Now, years later as a grown man, I still try to see every horror movie there is. While they’re not as interesting anymore, and usually consist of remakes, sequels, remakes of Japanese movies and remakes of Japanese sequels, there are still a few good ones that slip through the cracks. October is when I go crazy on horror movies. While we all know great movies like The Shining, The Exorcist and Rosemary’s Baby, here are a few great ones (some old, some new) that may have fallen below your radar.
The Collector: I watched this one with (and upon recommendation from) BS enthusiast Greg as well as ChezJJP and boomstick. Less outwardly frightening and more absorbing and eerie, this film stars Terence Stamp as a bank clerk who begins collecting butterflies, until he finds a young woman he wants to nab instead. Using a series of chloroform cocktails, he manages to get her into his underground dungeon, where the two form a relationship over several weeks. She develops a bit of Stockholm Syndrome, as he does not seem to want to harm her, just admire her in a captured state. If you liked Silence of the Lambs, you should enjoy this as well. Much like Hannibal Lector, the character here is well defined, outspoken, and often quite sweet and sympathetic.
Ravenous: This movie begins with the quote from Nietzsche: “He that fights with monsters should look to himself that he does not become a monster.” Following that is an uncredited quote which simply says, “Eat Me.” This sets the tone for this semi-serious horror flick which is both hilariously funny and graphic. A man is assigned to an outpost in the Sierra Nevada Mountains with a bunch of forgotten military degenerates. While there, another man shows up claiming to be the sole survivor of an expedition where they ran out of food and started to turn on each other. If you liked Texas Chainsaw Massacre, you might also enjoy this. While this is more character driven than TCM, both will make you never want to eat meat again. Clearly, I highly recommend this to recklesley.

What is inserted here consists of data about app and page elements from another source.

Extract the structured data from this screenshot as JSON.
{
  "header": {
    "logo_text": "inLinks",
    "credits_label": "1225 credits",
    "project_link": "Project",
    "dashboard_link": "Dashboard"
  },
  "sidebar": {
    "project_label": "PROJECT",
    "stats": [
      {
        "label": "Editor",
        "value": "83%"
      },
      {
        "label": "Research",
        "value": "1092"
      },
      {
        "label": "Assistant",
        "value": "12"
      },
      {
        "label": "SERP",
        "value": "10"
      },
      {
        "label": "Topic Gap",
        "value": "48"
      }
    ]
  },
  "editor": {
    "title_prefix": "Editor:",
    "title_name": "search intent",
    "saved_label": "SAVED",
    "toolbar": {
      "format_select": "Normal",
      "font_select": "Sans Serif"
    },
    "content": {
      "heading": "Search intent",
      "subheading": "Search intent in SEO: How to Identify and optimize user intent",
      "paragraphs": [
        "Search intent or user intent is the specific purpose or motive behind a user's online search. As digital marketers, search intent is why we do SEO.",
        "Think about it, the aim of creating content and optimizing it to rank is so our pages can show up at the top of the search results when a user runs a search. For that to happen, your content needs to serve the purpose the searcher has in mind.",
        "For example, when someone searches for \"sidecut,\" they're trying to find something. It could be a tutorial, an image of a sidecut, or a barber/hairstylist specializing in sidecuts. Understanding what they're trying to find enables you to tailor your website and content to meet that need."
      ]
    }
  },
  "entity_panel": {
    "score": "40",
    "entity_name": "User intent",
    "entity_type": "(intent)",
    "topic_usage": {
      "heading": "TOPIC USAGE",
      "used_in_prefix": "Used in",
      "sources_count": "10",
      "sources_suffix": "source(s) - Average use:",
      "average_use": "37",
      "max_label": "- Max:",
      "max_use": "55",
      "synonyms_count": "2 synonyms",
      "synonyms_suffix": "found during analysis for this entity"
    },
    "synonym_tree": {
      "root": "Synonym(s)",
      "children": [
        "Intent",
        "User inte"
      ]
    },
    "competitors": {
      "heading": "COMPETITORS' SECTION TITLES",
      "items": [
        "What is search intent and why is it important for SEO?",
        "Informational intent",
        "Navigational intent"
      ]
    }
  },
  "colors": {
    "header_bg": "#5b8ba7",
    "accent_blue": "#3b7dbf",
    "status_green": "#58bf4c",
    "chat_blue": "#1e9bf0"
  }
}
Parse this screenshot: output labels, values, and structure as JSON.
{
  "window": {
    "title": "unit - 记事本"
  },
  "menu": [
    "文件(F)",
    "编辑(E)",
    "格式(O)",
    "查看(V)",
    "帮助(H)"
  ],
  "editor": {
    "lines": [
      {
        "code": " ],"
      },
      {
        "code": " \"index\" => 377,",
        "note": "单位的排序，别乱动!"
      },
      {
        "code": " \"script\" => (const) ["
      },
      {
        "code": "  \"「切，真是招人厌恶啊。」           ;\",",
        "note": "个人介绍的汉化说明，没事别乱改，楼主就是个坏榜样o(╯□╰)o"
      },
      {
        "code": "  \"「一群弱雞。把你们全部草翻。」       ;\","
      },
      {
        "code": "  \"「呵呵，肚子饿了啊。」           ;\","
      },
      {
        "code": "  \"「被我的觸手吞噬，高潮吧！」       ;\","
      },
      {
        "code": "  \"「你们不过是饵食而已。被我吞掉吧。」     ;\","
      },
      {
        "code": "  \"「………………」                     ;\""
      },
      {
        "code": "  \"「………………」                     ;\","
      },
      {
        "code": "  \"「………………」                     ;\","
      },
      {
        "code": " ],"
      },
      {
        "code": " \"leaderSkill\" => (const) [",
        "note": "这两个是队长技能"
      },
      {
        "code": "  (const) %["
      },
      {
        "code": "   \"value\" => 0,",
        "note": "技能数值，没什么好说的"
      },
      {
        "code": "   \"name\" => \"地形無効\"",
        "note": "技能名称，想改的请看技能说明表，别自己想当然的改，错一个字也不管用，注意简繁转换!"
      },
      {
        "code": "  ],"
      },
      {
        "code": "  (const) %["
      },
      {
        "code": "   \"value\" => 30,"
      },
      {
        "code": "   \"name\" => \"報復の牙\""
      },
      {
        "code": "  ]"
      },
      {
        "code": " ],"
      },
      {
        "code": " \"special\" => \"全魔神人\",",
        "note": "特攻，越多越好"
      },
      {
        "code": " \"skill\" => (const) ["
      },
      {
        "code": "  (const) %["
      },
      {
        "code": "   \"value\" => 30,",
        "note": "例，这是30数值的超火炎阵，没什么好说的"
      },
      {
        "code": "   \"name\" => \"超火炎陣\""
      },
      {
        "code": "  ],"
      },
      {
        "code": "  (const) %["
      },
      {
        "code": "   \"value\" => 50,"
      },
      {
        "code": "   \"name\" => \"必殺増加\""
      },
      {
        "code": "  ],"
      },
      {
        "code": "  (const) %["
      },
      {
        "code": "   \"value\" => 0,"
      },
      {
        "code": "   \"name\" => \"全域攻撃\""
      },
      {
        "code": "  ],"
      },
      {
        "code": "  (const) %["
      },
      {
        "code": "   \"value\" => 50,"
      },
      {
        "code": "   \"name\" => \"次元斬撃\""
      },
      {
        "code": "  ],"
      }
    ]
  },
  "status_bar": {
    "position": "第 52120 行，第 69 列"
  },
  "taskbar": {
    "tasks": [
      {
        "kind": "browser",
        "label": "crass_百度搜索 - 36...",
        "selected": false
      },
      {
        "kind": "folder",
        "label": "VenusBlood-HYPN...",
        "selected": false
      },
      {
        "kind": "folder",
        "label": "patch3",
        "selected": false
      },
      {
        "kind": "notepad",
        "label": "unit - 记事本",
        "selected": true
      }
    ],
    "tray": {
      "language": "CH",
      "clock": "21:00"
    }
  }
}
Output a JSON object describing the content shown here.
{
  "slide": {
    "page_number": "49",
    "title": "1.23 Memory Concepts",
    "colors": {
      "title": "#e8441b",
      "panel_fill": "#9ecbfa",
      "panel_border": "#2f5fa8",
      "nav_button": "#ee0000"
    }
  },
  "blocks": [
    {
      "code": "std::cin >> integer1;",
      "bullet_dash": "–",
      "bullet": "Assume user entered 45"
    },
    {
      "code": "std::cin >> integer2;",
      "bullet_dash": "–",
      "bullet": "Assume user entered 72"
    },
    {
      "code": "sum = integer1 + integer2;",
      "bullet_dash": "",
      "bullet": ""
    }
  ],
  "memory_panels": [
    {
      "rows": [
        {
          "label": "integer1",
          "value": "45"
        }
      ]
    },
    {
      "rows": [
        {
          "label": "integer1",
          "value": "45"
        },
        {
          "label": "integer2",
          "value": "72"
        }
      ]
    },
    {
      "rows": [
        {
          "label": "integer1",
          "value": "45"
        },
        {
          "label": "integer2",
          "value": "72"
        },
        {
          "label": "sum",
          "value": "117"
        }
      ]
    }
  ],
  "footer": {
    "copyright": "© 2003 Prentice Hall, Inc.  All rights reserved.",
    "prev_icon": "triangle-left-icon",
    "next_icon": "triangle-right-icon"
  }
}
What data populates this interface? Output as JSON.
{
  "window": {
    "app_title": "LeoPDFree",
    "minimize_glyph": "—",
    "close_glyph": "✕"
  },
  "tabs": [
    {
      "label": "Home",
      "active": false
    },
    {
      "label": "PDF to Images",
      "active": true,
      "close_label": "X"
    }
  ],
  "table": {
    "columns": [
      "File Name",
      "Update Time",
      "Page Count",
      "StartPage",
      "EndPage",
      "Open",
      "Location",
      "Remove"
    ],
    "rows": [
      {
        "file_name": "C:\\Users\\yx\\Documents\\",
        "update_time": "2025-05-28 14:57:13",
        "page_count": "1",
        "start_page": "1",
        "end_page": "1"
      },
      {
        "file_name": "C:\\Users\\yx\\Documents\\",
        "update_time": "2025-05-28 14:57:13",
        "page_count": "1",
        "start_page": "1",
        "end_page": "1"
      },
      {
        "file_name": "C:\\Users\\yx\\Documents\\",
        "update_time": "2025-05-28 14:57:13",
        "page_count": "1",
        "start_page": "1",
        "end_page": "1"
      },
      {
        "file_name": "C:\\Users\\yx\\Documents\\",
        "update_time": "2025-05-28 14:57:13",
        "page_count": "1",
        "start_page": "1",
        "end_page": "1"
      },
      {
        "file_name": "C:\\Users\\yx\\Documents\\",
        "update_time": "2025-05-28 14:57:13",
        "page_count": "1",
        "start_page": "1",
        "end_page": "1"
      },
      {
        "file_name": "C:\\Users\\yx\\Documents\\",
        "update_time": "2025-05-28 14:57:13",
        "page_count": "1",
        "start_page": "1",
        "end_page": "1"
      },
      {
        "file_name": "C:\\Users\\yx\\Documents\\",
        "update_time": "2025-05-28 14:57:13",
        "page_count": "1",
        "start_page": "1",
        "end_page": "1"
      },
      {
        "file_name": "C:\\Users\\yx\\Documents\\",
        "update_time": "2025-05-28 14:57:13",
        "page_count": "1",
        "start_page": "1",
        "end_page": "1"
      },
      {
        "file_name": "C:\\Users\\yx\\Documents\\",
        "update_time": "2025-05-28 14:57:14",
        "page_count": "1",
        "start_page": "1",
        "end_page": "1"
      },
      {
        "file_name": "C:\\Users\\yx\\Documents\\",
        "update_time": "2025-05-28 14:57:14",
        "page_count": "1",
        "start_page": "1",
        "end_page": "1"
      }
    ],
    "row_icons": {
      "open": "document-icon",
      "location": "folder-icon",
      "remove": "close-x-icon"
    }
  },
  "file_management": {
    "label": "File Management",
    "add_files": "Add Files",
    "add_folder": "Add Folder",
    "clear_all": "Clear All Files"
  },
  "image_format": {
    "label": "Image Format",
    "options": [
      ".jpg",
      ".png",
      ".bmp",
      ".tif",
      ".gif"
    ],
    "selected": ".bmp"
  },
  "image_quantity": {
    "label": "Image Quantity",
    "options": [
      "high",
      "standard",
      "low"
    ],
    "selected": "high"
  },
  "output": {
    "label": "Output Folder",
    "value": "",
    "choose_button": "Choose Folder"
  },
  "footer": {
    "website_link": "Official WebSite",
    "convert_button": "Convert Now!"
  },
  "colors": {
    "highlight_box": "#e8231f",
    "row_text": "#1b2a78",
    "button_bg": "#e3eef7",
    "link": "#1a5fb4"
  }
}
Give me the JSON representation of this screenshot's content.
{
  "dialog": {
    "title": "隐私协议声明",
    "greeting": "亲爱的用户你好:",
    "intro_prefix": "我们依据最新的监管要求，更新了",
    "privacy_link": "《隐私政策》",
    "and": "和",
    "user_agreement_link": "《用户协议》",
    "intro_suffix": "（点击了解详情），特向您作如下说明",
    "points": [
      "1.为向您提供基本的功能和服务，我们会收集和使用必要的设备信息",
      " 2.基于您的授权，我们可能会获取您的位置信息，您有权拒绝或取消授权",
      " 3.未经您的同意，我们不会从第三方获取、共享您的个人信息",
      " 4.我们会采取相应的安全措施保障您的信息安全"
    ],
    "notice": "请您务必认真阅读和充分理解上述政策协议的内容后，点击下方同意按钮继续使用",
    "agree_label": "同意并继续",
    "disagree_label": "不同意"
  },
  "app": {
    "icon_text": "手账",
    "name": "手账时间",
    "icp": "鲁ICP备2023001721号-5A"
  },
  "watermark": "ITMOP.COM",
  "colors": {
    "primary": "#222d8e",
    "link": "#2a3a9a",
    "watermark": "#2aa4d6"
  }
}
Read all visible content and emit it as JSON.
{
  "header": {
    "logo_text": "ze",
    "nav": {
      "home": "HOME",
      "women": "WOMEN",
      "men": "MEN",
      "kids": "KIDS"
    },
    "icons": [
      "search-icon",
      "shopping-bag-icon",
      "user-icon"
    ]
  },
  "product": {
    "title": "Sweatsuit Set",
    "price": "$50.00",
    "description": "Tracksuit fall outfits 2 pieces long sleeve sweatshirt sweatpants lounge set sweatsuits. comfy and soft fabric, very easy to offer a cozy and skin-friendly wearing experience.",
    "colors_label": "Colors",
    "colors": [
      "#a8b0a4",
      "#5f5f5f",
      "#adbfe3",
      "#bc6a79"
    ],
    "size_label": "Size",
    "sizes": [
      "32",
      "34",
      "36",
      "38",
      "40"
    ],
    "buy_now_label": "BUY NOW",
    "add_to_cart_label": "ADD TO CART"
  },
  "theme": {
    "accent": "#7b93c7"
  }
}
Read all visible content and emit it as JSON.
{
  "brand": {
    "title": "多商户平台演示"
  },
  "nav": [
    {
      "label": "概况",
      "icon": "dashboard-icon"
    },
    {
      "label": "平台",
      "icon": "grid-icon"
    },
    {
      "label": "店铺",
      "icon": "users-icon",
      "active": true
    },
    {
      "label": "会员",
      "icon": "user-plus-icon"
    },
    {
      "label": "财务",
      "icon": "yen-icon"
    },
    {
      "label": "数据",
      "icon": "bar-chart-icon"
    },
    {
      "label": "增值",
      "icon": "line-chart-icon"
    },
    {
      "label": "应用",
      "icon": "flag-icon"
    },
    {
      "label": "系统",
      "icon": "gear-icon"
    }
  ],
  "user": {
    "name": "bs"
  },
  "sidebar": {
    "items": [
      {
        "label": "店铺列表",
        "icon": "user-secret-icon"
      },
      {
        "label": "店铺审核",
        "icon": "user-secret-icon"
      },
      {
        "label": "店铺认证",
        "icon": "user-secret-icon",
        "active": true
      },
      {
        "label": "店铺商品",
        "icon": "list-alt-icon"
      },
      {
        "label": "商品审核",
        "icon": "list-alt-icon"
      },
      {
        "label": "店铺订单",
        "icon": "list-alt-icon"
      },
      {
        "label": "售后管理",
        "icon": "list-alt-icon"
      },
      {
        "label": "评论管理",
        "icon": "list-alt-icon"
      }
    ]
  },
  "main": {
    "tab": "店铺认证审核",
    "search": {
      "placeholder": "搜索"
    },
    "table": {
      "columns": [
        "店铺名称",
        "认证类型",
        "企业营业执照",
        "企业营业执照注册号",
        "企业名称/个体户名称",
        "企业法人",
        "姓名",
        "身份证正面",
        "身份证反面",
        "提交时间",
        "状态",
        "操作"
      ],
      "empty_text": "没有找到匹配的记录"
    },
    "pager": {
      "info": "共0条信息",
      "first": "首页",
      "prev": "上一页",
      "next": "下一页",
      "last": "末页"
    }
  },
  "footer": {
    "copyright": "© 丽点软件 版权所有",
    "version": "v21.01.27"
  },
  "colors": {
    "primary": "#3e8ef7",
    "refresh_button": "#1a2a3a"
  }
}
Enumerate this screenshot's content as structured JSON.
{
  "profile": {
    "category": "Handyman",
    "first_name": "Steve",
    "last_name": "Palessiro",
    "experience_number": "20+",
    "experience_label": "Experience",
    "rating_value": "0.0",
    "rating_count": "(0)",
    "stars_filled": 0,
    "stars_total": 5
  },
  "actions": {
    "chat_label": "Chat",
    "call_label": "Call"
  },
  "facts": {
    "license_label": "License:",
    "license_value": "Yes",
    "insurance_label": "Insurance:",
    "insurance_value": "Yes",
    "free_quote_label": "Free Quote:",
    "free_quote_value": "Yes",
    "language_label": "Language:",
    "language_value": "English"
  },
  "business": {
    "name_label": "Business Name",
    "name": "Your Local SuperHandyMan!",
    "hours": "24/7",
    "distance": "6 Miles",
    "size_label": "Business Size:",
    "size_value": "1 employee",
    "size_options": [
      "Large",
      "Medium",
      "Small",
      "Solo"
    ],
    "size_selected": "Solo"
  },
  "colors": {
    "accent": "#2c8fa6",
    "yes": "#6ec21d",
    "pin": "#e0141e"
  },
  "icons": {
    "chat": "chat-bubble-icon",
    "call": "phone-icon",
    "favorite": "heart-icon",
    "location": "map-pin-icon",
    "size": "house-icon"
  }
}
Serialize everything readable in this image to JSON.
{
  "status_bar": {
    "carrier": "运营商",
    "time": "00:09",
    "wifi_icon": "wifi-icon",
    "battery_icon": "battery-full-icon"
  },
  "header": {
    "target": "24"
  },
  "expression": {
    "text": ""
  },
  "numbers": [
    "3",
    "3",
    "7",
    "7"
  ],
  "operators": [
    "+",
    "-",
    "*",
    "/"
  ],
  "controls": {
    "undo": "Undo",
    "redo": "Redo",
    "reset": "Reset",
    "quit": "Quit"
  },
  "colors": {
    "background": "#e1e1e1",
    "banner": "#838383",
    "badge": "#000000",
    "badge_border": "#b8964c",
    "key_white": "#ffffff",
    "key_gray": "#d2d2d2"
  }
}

Freaks: Tod Browning created the greatest Dracula film in history in 1931 and then followed it up with this, the film that pretty much ruined his career. A group of circus freaks live peacefully in a traveling show, until one of them (a sideshow midget) falls in love with a “normal” trapeze artist. She leads him on and attempts to con him, despite his friendliness and honesty. While slow moving at times, there are many things in this movie that I guarantee had never filmed before, including a violent finale that must be seen to be believed. Fans of Tim Burton films like Edward Scissorhands and Nightmare Before Christmas might enjoy this, as it is told from the perspective of people who are not often main characters.
Zombi 2: This movie is made for the people who do not cover their eyes during the gory bits. For example, there is a scene in this film where you watch a woman’s eye ball being slowly pierced by a piece of wood. Lucio Fulci doesn’t fuck around with gore. A boat shows up in New York which appears to have no survivors, until a corpse comes back to life. The boat is traced back to a remote island, and a journalist travels there to get the story, only to find a horde of hungry corpses. Fans of Eli Roth’s Hostel should check this out and see what horror gore (or “gorror”) is really all about. Oh yeah, and there’s a scene where a Zombie fights a shark. Find something that original in another movie. I dare you.
Anyway, there’s four to start you off. All of these films are available on Netflix. I’ll come back with some more each week until the end of the month. Make sure you sleep with the lights on. Happy October!